▸ **PROBLEM DETAILS**
Could you output the entries that follow exactly, omitting any pictures they contain?

*** INFORMATION GIVEN

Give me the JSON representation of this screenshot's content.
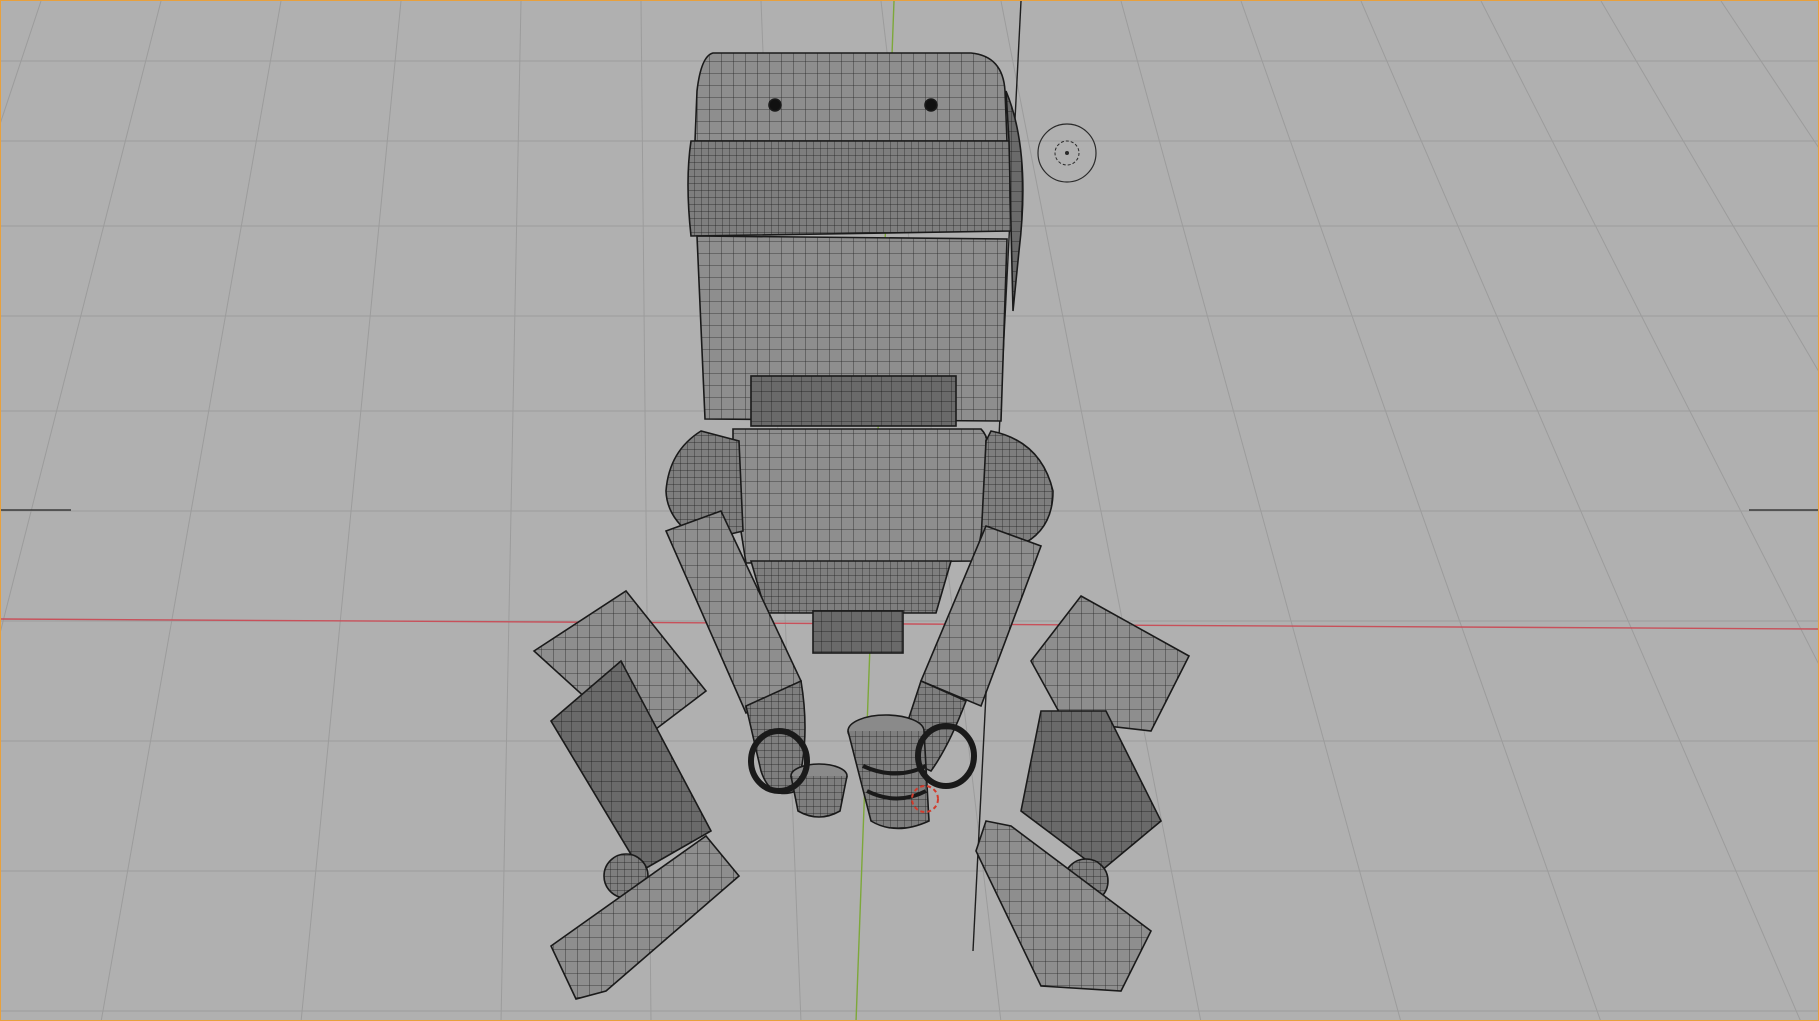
{
  "viewport": {
    "mode": "wireframe-on-solid",
    "background_color": "#b0b0b0",
    "grid_color": "#9c9c9c",
    "x_axis_color": "#c8505a",
    "y_axis_color": "#7da83a",
    "active_border_color": "#e8a03c"
  },
  "scene": {
    "object": "robot-mesh",
    "mesh_fill": "#8c8c8c",
    "mesh_wire": "#1e1e1e",
    "selected_loop_color": "#d23c2d"
  }
}
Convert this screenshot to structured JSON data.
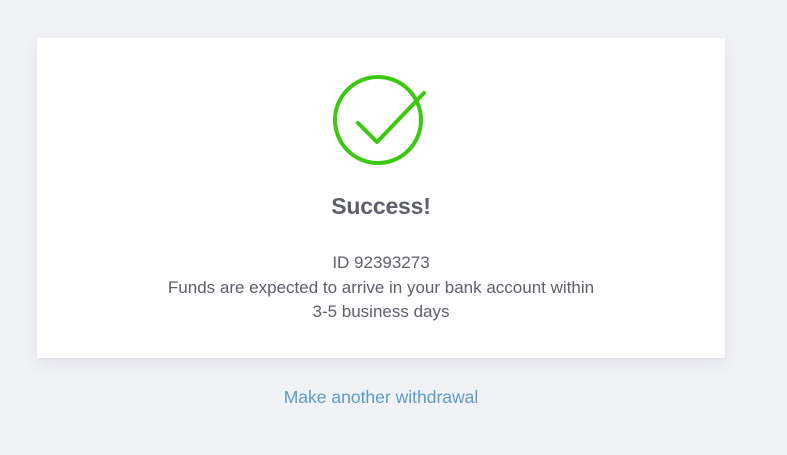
{
  "status": {
    "icon": "check-circle-icon",
    "color": "#3cc80f",
    "title": "Success!"
  },
  "details": {
    "id_line": "ID 92393273",
    "line1": "Funds are expected to arrive in your bank account within",
    "line2": "3-5 business days"
  },
  "actions": {
    "another_withdrawal": "Make another withdrawal"
  }
}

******

▸ **ANSWER TO THIS TASK**
Give me the JSON representation of this screenshot's content.
{
  "viewport": {
    "mode": "wireframe-on-solid",
    "background_color": "#b0b0b0",
    "grid_color": "#9c9c9c",
    "x_axis_color": "#c8505a",
    "y_axis_color": "#7da83a",
    "active_border_color": "#e8a03c"
  },
  "scene": {
    "object": "robot-mesh",
    "mesh_fill": "#8c8c8c",
    "mesh_wire": "#1e1e1e",
    "selected_loop_color": "#d23c2d"
  }
}
Convert this screenshot to structured JSON data.
{
  "status": {
    "icon": "check-circle-icon",
    "color": "#3cc80f",
    "title": "Success!"
  },
  "details": {
    "id_line": "ID 92393273",
    "line1": "Funds are expected to arrive in your bank account within",
    "line2": "3-5 business days"
  },
  "actions": {
    "another_withdrawal": "Make another withdrawal"
  }
}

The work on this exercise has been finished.